Print each entry below precisely as it reads.

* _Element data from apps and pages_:
------------

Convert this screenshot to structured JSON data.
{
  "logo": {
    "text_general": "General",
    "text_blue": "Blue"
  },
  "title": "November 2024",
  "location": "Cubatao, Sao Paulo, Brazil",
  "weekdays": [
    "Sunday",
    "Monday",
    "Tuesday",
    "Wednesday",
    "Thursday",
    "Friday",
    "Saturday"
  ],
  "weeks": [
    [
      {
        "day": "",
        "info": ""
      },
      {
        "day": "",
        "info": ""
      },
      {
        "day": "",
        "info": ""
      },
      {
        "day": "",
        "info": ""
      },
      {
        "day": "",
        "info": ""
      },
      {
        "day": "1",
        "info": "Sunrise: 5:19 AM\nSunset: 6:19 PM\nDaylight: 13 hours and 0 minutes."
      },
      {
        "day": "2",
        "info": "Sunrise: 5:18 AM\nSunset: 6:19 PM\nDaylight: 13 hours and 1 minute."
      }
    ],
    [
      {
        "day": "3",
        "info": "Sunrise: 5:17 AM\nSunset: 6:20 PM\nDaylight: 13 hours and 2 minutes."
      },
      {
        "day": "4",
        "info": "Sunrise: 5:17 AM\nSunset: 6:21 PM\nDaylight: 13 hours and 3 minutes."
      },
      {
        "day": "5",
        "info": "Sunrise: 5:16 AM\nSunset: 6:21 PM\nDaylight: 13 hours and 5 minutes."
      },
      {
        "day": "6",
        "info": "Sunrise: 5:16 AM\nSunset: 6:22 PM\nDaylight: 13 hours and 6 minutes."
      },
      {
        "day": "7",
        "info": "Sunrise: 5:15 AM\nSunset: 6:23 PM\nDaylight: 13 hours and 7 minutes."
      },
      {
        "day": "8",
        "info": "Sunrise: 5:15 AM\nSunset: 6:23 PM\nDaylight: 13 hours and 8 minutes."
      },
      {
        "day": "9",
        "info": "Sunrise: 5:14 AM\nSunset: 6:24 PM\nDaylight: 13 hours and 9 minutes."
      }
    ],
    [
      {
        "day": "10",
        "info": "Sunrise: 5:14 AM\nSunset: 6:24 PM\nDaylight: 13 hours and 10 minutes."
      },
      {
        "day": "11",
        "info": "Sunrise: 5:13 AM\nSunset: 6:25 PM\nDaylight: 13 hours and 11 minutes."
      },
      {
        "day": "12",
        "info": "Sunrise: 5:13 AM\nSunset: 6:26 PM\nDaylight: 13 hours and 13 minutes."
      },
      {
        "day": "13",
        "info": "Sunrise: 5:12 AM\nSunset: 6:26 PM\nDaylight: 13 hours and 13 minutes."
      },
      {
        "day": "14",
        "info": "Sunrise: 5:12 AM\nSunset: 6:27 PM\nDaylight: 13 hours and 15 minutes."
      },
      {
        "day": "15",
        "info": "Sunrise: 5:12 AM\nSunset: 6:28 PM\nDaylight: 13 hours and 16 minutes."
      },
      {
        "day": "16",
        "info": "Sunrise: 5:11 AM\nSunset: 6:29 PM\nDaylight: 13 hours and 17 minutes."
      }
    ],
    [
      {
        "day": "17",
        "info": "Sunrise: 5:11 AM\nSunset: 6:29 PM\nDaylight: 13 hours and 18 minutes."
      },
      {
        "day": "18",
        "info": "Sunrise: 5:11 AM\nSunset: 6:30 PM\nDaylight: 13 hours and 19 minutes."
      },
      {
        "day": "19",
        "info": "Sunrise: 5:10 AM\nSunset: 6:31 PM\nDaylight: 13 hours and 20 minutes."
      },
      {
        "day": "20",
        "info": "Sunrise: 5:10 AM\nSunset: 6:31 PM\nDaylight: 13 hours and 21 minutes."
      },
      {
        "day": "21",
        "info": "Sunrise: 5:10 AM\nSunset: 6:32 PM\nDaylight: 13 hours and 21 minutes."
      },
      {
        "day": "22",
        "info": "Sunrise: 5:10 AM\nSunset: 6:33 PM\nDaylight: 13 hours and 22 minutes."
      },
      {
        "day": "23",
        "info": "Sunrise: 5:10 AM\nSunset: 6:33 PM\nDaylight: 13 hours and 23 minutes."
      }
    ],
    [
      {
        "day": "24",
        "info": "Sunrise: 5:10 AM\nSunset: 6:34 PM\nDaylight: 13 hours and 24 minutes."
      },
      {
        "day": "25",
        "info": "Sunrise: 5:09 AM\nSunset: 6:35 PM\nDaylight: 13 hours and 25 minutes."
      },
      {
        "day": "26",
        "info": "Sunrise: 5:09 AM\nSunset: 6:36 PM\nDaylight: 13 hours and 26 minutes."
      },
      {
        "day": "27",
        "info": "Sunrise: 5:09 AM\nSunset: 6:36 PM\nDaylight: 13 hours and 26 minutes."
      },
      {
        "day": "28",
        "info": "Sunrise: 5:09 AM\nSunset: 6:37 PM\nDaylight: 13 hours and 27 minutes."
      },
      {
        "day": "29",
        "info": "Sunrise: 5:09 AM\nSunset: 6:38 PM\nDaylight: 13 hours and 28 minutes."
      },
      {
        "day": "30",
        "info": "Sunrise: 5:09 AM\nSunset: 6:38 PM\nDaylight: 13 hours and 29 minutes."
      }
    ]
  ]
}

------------

* _TASK ANSWER_:
Convert this screenshot to structured JSON data.
{
  "logo": {
    "text_general": "General",
    "text_blue": "Blue"
  },
  "title": "November 2024",
  "location": "Cubatao, Sao Paulo, Brazil",
  "weekdays": [
    "Sunday",
    "Monday",
    "Tuesday",
    "Wednesday",
    "Thursday",
    "Friday",
    "Saturday"
  ],
  "weeks": [
    [
      {
        "day": "",
        "info": ""
      },
      {
        "day": "",
        "info": ""
      },
      {
        "day": "",
        "info": ""
      },
      {
        "day": "",
        "info": ""
      },
      {
        "day": "",
        "info": ""
      },
      {
        "day": "1",
        "info": "Sunrise: 5:19 AM\nSunset: 6:19 PM\nDaylight: 13 hours and 0 minutes."
      },
      {
        "day": "2",
        "info": "Sunrise: 5:18 AM\nSunset: 6:19 PM\nDaylight: 13 hours and 1 minute."
      }
    ],
    [
      {
        "day": "3",
        "info": "Sunrise: 5:17 AM\nSunset: 6:20 PM\nDaylight: 13 hours and 2 minutes."
      },
      {
        "day": "4",
        "info": "Sunrise: 5:17 AM\nSunset: 6:21 PM\nDaylight: 13 hours and 3 minutes."
      },
      {
        "day": "5",
        "info": "Sunrise: 5:16 AM\nSunset: 6:21 PM\nDaylight: 13 hours and 5 minutes."
      },
      {
        "day": "6",
        "info": "Sunrise: 5:16 AM\nSunset: 6:22 PM\nDaylight: 13 hours and 6 minutes."
      },
      {
        "day": "7",
        "info": "Sunrise: 5:15 AM\nSunset: 6:23 PM\nDaylight: 13 hours and 7 minutes."
      },
      {
        "day": "8",
        "info": "Sunrise: 5:15 AM\nSunset: 6:23 PM\nDaylight: 13 hours and 8 minutes."
      },
      {
        "day": "9",
        "info": "Sunrise: 5:14 AM\nSunset: 6:24 PM\nDaylight: 13 hours and 9 minutes."
      }
    ],
    [
      {
        "day": "10",
        "info": "Sunrise: 5:14 AM\nSunset: 6:24 PM\nDaylight: 13 hours and 10 minutes."
      },
      {
        "day": "11",
        "info": "Sunrise: 5:13 AM\nSunset: 6:25 PM\nDaylight: 13 hours and 11 minutes."
      },
      {
        "day": "12",
        "info": "Sunrise: 5:13 AM\nSunset: 6:26 PM\nDaylight: 13 hours and 13 minutes."
      },
      {
        "day": "13",
        "info": "Sunrise: 5:12 AM\nSunset: 6:26 PM\nDaylight: 13 hours and 13 minutes."
      },
      {
        "day": "14",
        "info": "Sunrise: 5:12 AM\nSunset: 6:27 PM\nDaylight: 13 hours and 15 minutes."
      },
      {
        "day": "15",
        "info": "Sunrise: 5:12 AM\nSunset: 6:28 PM\nDaylight: 13 hours and 16 minutes."
      },
      {
        "day": "16",
        "info": "Sunrise: 5:11 AM\nSunset: 6:29 PM\nDaylight: 13 hours and 17 minutes."
      }
    ],
    [
      {
        "day": "17",
        "info": "Sunrise: 5:11 AM\nSunset: 6:29 PM\nDaylight: 13 hours and 18 minutes."
      },
      {
        "day": "18",
        "info": "Sunrise: 5:11 AM\nSunset: 6:30 PM\nDaylight: 13 hours and 19 minutes."
      },
      {
        "day": "19",
        "info": "Sunrise: 5:10 AM\nSunset: 6:31 PM\nDaylight: 13 hours and 20 minutes."
      },
      {
        "day": "20",
        "info": "Sunrise: 5:10 AM\nSunset: 6:31 PM\nDaylight: 13 hours and 21 minutes."
      },
      {
        "day": "21",
        "info": "Sunrise: 5:10 AM\nSunset: 6:32 PM\nDaylight: 13 hours and 21 minutes."
      },
      {
        "day": "22",
        "info": "Sunrise: 5:10 AM\nSunset: 6:33 PM\nDaylight: 13 hours and 22 minutes."
      },
      {
        "day": "23",
        "info": "Sunrise: 5:10 AM\nSunset: 6:33 PM\nDaylight: 13 hours and 23 minutes."
      }
    ],
    [
      {
        "day": "24",
        "info": "Sunrise: 5:10 AM\nSunset: 6:34 PM\nDaylight: 13 hours and 24 minutes."
      },
      {
        "day": "25",
        "info": "Sunrise: 5:09 AM\nSunset: 6:35 PM\nDaylight: 13 hours and 25 minutes."
      },
      {
        "day": "26",
        "info": "Sunrise: 5:09 AM\nSunset: 6:36 PM\nDaylight: 13 hours and 26 minutes."
      },
      {
        "day": "27",
        "info": "Sunrise: 5:09 AM\nSunset: 6:36 PM\nDaylight: 13 hours and 26 minutes."
      },
      {
        "day": "28",
        "info": "Sunrise: 5:09 AM\nSunset: 6:37 PM\nDaylight: 13 hours and 27 minutes."
      },
      {
        "day": "29",
        "info": "Sunrise: 5:09 AM\nSunset: 6:38 PM\nDaylight: 13 hours and 28 minutes."
      },
      {
        "day": "30",
        "info": "Sunrise: 5:09 AM\nSunset: 6:38 PM\nDaylight: 13 hours and 29 minutes."
      }
    ]
  ]
}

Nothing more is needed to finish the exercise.